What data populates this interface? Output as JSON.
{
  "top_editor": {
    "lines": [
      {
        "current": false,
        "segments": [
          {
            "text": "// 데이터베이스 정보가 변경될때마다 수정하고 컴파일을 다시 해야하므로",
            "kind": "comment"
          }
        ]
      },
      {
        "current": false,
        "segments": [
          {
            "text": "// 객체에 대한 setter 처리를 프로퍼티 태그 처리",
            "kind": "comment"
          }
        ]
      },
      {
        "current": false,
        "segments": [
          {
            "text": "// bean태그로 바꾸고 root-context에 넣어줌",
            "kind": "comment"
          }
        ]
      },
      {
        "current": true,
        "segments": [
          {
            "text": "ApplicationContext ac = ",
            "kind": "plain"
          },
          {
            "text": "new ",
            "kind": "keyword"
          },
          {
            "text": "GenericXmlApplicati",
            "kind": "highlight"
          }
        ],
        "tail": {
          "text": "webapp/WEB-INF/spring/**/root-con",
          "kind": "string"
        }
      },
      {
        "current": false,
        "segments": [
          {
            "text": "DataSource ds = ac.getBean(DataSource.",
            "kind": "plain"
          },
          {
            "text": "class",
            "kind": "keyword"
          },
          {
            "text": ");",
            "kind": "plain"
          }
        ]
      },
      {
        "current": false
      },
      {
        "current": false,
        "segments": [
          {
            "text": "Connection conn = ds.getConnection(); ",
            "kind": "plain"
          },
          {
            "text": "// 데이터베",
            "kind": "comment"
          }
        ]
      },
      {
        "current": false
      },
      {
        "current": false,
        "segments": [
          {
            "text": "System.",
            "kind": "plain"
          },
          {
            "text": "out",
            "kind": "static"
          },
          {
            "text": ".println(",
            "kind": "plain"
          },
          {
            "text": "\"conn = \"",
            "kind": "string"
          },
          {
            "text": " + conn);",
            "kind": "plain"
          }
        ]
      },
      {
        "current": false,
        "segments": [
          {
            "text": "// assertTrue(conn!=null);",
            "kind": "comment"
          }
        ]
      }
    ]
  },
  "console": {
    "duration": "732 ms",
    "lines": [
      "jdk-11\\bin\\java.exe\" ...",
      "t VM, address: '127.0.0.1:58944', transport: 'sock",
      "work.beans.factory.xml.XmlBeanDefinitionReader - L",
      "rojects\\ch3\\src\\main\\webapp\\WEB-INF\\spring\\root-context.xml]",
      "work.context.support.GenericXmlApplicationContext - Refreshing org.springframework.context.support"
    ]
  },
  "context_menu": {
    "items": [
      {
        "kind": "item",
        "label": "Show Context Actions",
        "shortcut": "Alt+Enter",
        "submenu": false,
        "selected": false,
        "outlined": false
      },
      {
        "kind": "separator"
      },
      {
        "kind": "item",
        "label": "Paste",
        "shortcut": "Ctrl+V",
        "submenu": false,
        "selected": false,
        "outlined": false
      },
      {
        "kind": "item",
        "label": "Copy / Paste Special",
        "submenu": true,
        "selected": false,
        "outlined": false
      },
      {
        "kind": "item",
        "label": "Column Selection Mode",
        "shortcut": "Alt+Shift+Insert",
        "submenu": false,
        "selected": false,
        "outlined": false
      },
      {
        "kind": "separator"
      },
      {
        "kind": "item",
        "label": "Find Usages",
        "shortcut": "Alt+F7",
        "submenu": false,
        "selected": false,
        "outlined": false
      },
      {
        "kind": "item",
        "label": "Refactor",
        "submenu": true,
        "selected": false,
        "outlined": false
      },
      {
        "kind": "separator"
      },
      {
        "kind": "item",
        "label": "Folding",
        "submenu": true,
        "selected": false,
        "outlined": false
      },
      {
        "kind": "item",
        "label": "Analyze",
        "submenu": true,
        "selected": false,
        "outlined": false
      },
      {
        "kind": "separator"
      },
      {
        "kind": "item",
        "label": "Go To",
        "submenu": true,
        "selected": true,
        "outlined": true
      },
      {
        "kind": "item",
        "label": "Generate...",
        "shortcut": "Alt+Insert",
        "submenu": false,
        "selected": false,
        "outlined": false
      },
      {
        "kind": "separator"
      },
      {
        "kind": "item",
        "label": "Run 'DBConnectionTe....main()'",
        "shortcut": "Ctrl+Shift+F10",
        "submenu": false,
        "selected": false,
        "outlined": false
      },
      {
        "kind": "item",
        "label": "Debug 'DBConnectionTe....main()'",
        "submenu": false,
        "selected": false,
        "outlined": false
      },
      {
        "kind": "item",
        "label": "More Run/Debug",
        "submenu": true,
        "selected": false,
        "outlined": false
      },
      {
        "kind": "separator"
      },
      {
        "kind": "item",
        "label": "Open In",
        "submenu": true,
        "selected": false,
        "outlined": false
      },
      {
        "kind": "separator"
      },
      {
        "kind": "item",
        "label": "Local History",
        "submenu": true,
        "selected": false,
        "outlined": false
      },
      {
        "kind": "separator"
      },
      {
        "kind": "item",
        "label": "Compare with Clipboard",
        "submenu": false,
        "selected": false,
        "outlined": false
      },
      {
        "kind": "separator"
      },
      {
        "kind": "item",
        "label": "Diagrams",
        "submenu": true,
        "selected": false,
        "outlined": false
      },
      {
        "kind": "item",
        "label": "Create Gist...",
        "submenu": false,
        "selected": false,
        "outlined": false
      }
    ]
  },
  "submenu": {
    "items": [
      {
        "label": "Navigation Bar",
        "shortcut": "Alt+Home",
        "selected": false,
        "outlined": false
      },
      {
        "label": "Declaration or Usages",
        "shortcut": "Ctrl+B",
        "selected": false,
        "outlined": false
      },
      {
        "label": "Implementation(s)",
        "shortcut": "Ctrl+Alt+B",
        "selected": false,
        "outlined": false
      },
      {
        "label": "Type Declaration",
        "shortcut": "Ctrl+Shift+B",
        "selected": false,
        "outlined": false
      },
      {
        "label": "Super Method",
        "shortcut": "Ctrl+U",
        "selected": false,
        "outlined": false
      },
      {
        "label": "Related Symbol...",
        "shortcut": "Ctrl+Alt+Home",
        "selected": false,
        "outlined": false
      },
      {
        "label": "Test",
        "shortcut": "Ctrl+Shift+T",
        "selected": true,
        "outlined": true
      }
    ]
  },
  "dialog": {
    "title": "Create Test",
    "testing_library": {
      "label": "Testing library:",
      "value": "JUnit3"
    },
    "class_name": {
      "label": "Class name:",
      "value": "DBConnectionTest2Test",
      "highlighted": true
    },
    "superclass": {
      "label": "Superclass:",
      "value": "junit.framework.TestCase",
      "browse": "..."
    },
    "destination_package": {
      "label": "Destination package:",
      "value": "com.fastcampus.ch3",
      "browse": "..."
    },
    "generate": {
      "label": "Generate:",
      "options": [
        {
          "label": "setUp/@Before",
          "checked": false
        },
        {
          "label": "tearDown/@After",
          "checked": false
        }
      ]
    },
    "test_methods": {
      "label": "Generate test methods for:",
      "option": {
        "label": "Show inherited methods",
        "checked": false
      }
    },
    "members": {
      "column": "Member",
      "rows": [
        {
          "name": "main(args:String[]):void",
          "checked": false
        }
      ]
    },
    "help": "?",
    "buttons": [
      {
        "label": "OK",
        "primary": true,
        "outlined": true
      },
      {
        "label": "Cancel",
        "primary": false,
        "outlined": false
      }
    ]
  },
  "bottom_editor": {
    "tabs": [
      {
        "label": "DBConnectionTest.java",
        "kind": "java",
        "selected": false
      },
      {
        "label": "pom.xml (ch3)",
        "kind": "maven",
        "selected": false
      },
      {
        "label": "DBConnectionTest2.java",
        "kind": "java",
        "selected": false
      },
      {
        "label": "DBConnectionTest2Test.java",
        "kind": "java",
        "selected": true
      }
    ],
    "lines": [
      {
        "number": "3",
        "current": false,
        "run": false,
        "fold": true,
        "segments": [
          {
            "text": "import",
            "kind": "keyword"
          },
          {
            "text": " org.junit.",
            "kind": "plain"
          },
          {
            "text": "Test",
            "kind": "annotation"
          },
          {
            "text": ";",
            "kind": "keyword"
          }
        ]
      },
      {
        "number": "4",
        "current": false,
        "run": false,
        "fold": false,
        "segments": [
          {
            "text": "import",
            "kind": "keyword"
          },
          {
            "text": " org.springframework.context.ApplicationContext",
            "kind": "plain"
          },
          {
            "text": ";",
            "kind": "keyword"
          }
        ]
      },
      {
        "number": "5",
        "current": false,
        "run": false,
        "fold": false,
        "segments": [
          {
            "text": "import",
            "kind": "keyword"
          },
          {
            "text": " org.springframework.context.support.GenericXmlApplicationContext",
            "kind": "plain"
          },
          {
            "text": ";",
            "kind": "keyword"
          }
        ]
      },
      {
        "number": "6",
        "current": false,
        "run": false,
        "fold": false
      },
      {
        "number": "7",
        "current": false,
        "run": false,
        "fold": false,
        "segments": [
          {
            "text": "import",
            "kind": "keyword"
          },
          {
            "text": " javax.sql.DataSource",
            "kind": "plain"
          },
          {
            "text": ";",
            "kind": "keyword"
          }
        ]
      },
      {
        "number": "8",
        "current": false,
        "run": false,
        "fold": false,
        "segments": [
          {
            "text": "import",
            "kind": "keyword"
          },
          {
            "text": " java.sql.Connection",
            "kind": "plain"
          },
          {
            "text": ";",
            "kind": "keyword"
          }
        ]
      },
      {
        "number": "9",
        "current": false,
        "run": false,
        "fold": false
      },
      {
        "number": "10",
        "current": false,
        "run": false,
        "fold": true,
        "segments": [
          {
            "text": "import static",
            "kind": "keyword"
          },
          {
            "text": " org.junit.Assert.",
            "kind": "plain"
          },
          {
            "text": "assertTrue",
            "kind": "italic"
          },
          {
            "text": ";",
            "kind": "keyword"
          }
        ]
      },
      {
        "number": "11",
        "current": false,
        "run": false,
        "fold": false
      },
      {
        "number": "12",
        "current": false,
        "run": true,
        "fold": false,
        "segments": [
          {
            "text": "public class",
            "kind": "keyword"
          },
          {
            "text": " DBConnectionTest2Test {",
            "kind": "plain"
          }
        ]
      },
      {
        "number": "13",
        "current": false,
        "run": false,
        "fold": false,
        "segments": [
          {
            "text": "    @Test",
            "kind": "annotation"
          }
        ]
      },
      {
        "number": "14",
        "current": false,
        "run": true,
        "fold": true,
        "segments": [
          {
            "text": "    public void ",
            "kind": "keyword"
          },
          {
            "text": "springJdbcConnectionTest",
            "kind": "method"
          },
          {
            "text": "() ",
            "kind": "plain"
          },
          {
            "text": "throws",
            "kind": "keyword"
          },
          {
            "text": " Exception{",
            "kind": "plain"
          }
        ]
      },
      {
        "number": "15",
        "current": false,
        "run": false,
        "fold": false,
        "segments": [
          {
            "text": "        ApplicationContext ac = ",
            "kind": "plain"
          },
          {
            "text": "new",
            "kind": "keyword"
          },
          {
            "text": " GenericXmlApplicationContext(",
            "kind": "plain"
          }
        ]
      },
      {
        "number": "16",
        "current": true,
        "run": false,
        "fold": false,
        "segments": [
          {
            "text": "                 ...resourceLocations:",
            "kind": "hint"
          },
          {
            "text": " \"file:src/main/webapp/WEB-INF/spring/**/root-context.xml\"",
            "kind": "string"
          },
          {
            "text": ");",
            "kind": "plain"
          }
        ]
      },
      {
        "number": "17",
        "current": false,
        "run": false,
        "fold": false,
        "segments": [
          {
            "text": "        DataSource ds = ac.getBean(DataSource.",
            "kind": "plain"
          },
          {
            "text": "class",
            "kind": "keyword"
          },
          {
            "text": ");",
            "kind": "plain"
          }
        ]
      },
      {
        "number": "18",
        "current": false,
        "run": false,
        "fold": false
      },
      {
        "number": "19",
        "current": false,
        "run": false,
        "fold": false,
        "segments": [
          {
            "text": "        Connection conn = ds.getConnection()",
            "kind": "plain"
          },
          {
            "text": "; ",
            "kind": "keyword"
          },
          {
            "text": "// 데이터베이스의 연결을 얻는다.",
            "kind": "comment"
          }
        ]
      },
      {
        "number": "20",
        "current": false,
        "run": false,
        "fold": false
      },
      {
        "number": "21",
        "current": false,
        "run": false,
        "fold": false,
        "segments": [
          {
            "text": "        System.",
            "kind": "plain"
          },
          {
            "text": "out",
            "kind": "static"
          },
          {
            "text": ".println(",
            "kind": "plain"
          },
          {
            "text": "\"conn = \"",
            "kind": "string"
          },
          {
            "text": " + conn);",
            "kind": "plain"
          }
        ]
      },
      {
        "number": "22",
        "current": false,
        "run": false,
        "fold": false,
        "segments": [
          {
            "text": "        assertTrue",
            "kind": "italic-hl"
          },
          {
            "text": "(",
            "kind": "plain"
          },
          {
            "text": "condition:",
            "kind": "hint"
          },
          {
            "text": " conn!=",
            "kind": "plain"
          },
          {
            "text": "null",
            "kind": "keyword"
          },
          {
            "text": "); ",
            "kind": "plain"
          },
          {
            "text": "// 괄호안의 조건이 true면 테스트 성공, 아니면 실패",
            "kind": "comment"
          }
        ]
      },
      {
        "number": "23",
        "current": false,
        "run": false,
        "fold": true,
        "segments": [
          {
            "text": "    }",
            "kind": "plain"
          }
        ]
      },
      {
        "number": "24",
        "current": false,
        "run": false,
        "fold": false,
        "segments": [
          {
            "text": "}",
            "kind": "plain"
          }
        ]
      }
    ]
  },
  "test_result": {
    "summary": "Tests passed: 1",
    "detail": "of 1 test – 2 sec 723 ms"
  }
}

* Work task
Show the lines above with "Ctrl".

* Result of this exercise
        "shortcut": "Ctrl+V",
        "shortcut": "Ctrl+Shift+F10",
        "shortcut": "Ctrl+B",
        "shortcut": "Ctrl+Alt+B",
        "shortcut": "Ctrl+Shift+B",
        "shortcut": "Ctrl+U",
        "shortcut": "Ctrl+Alt+Home",
        "shortcut": "Ctrl+Shift+T",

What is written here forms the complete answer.